09 (System) Request for posting confirmation emailed to previous authors: Christer Holmberg , Jonathan Rosenberg , =?utf-8?q?Ari_Ker=C3=A4nen?= , ice-chairs@ietf.org
2017-04-20
09 Christer Holmberg Uploaded new revision
2016-12-22
08 Christer Holmberg New version available: draft-ietf-ice-rfc5245bis-08.txt
2016-12-22
08 (System) New version approved
2016-12-22
08 (System) Request for posting confirmation emailed to previous authors: "Jonathan Rosenberg" , "Ari Keranen" , "Christer Holmberg"
2016-12-22
08 Christer Holmberg Uploaded new revision
2016-12-08

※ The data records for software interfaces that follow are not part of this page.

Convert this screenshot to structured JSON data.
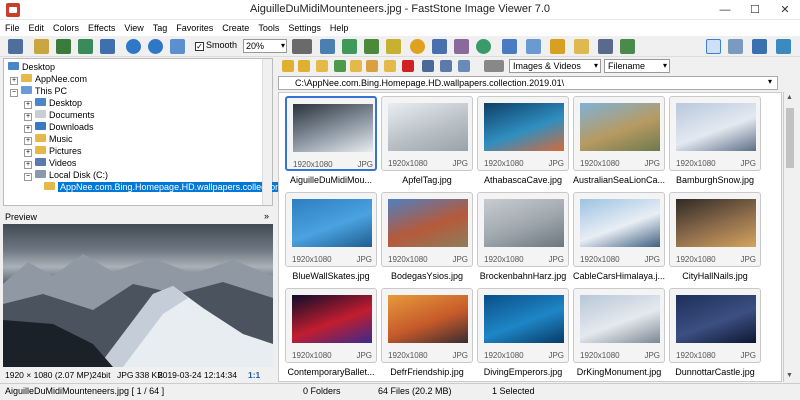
{
  "window": {
    "title": "AiguilleDuMidiMounteneers.jpg  -  FastStone Image Viewer 7.0",
    "minimize": "—",
    "maximize": "☐",
    "close": "✕"
  },
  "menu": [
    "File",
    "Edit",
    "Colors",
    "Effects",
    "View",
    "Tag",
    "Favorites",
    "Create",
    "Tools",
    "Settings",
    "Help"
  ],
  "toolbar": {
    "smooth_label": "Smooth",
    "smooth_checked": "✓",
    "zoom_value": "20%"
  },
  "tree": {
    "items": [
      {
        "label": "Desktop",
        "icon": "desktop-icon"
      },
      {
        "label": "AppNee.com",
        "icon": "user-folder-icon",
        "expander": "+"
      },
      {
        "label": "This PC",
        "icon": "computer-icon",
        "expander": "−"
      },
      {
        "label": "Desktop",
        "icon": "folder-icon",
        "expander": "+"
      },
      {
        "label": "Documents",
        "icon": "folder-icon",
        "expander": "+"
      },
      {
        "label": "Downloads",
        "icon": "folder-icon",
        "expander": "+"
      },
      {
        "label": "Music",
        "icon": "folder-icon",
        "expander": "+"
      },
      {
        "label": "Pictures",
        "icon": "folder-icon",
        "expander": "+"
      },
      {
        "label": "Videos",
        "icon": "folder-icon",
        "expander": "+"
      },
      {
        "label": "Local Disk (C:)",
        "icon": "drive-icon",
        "expander": "−"
      },
      {
        "label": "AppNee.com.Bing.Homepage.HD.wallpapers.collection",
        "icon": "folder-open-icon"
      }
    ]
  },
  "preview": {
    "label": "Preview",
    "collapse": "»",
    "info": {
      "dimensions": "1920 × 1080 (2.07 MP)",
      "depth": "24bit",
      "format": "JPG",
      "size": "338 KB",
      "date": "2019-03-24 12:14:34",
      "ratio": "1:1"
    }
  },
  "browser": {
    "filter": "Images & Videos",
    "sort": "Filename",
    "path": "C:\\AppNee.com.Bing.Homepage.HD.wallpapers.collection.2019.01\\",
    "thumbnails": [
      {
        "name": "AiguilleDuMidiMou...",
        "res": "1920x1080",
        "fmt": "JPG",
        "selected": true,
        "colors": [
          "#2b333c",
          "#8d98a4",
          "#e8ecf0"
        ]
      },
      {
        "name": "ApfelTag.jpg",
        "res": "1920x1080",
        "fmt": "JPG",
        "colors": [
          "#e9edf1",
          "#b9c1c7",
          "#9aa3aa"
        ]
      },
      {
        "name": "AthabascaCave.jpg",
        "res": "1920x1080",
        "fmt": "JPG",
        "colors": [
          "#0e3f68",
          "#2f8fc0",
          "#d46b39"
        ]
      },
      {
        "name": "AustralianSeaLionCa...",
        "res": "1920x1080",
        "fmt": "JPG",
        "colors": [
          "#7fb2d7",
          "#b79a62",
          "#6d7a4e"
        ]
      },
      {
        "name": "BamburghSnow.jpg",
        "res": "1920x1080",
        "fmt": "JPG",
        "colors": [
          "#b9c8dc",
          "#e3e9f1",
          "#5e6f86"
        ]
      },
      {
        "name": "BlueWallSkates.jpg",
        "res": "1920x1080",
        "fmt": "JPG",
        "colors": [
          "#2d7fbf",
          "#4aa2df",
          "#1f5d92"
        ]
      },
      {
        "name": "BodegasYsios.jpg",
        "res": "1920x1080",
        "fmt": "JPG",
        "colors": [
          "#4f7fc2",
          "#b55a3a",
          "#8f7d5c"
        ]
      },
      {
        "name": "BrockenbahnHarz.jpg",
        "res": "1920x1080",
        "fmt": "JPG",
        "colors": [
          "#c8ccd1",
          "#9ea6ad",
          "#6d757d"
        ]
      },
      {
        "name": "CableCarsHimalaya.j...",
        "res": "1920x1080",
        "fmt": "JPG",
        "colors": [
          "#9cc2e3",
          "#e8eef4",
          "#3f5f80"
        ]
      },
      {
        "name": "CityHallNails.jpg",
        "res": "1920x1080",
        "fmt": "JPG",
        "colors": [
          "#2f2a25",
          "#8f6e4c",
          "#d6a35c"
        ]
      },
      {
        "name": "ContemporaryBallet...",
        "res": "1920x1080",
        "fmt": "JPG",
        "colors": [
          "#0d0d2a",
          "#c21d2e",
          "#3a2a8c"
        ]
      },
      {
        "name": "DefrFriendship.jpg",
        "res": "1920x1080",
        "fmt": "JPG",
        "colors": [
          "#e79a3c",
          "#c65a2a",
          "#3a2c32"
        ]
      },
      {
        "name": "DivingEmperors.jpg",
        "res": "1920x1080",
        "fmt": "JPG",
        "colors": [
          "#0a4f88",
          "#1e86c6",
          "#073a66"
        ]
      },
      {
        "name": "DrKingMonument.jpg",
        "res": "1920x1080",
        "fmt": "JPG",
        "colors": [
          "#b7c7d8",
          "#e4e9ee",
          "#7c8794"
        ]
      },
      {
        "name": "DunnottarCastle.jpg",
        "res": "1920x1080",
        "fmt": "JPG",
        "colors": [
          "#1d2f5a",
          "#3c4f82",
          "#0d1730"
        ]
      }
    ]
  },
  "status": {
    "file": "AiguilleDuMidiMounteneers.jpg [ 1 / 64 ]",
    "folders": "0 Folders",
    "files": "64 Files (20.2 MB)",
    "selected": "1 Selected"
  },
  "colors": {
    "selection": "#0078d7",
    "thumb_selected_border": "#3574d4",
    "folder": "#e5b84a"
  }
}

07 Christer Holmberg New version available: draft-ietf-ice-rfc5245bis-07.txt
2016-12-08
07 (System) New version approved
2016-12-08
07 (System) Request for posting confirmation emailed to previous authors: "Jonathan Rosenberg" , "Ari Keranen" , "Christer Holmberg"
2016-12-08
07 Christer Holmberg Uploaded new revision
2016-11-30
06 Christer Holmberg New version available: draft-ietf-ice-rfc5245bis-06.txt
2016-11-30
06 (System) New version approved
2016-11-30
06 (System) Request for posting confirmation emailed to previous authors: "Jonathan Rosenberg" , "Ari Keranen" , "Christer Holmberg"
2016-11-30
06 Christer Holmberg Uploaded new revision
2016-10-31
05 Christer Holmberg New version available: draft-ietf-ice-rfc5245bis-05.txt
2016-10-31
05 (System) New version approved
2016-10-31
04 (System) Request for posting confirmation emailed to previous authors: "Jonathan Rosenberg" , "Ari Keranen" , "Christer Holmberg"
2016-10-31
04 Christer Holmberg Uploaded new revision
2016-10-31
04 Ari Keränen Added to session: IETF-97: ice  Mon-1330
2016-06-23
04 Christer Holmberg New version available: draft-ietf-ice-rfc5245bis-04.txt
2016-06-20
03 Christer Holmberg New version available: draft-ietf-ice-rfc5245bis-03.txt
2016-06-13
02 Christer Holmberg New version available: draft-ietf-ice-rfc5245bis-02.txt
2016-04-04
01 Ari Keränen Added -01 to session: IETF-95: ice  Thu-1400
2015-12-21
01 Ari Keränen New version available: draft-ietf-ice-rfc5245bis-01.txt
2015-10-19
00 Ari Keränen Notification list changed to "Peter Thatcher" <pthatcher@google.com>
2015-10-19
00 Ari Keränen Document shepherd changed to Peter Thatcher
2015-10-19
00 Ari Keränen Intended Status changed to Proposed Standard from None
2015-10-19
00 Ari Keränen This document now replaces draft-ietf-mmusic-rfc5245bis instead of None
2015-10-19
00 Ari Keränen New version available: draft-ietf-ice-rfc5245bis-00.txt